## [Problem to work on]
Check each line below for the word "find", then please report how many lines have it and nothing more.

── Provided entries ──

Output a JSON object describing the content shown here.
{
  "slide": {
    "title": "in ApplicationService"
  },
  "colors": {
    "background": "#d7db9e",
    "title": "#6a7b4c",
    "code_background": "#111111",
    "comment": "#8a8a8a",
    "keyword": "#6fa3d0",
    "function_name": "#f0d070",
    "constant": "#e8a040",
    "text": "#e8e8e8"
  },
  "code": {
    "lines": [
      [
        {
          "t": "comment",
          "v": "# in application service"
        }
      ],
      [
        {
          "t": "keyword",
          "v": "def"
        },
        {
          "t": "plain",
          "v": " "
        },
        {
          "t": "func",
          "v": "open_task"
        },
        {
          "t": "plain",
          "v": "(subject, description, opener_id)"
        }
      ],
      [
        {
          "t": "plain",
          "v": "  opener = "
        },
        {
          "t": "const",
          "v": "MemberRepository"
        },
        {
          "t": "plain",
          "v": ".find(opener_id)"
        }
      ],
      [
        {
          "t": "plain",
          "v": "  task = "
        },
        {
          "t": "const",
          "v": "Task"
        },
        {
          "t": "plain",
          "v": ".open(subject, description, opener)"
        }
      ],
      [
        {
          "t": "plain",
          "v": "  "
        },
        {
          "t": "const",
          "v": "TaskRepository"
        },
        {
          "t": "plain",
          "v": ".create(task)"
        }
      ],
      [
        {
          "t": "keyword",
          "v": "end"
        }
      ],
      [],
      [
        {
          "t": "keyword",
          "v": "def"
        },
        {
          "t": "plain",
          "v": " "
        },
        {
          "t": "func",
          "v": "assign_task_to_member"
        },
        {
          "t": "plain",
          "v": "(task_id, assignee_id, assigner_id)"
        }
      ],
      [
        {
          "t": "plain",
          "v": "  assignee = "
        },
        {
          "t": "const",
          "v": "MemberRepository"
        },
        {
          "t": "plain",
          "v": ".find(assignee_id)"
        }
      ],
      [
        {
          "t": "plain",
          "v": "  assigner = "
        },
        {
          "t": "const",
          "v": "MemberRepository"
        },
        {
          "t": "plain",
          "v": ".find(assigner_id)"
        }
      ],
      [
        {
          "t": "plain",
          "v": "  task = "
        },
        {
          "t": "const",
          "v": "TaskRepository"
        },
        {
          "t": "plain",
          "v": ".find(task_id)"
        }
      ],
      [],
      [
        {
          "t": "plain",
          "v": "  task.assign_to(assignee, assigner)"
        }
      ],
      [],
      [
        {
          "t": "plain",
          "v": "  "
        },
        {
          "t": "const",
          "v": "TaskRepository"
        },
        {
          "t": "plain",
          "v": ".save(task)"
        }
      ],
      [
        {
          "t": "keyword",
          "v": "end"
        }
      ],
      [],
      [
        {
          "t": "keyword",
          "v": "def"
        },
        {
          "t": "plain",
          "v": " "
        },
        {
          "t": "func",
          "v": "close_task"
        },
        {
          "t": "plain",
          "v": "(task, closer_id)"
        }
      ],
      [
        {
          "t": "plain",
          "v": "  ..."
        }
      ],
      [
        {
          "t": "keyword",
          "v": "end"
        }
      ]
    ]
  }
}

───

## [Completed exercise]
4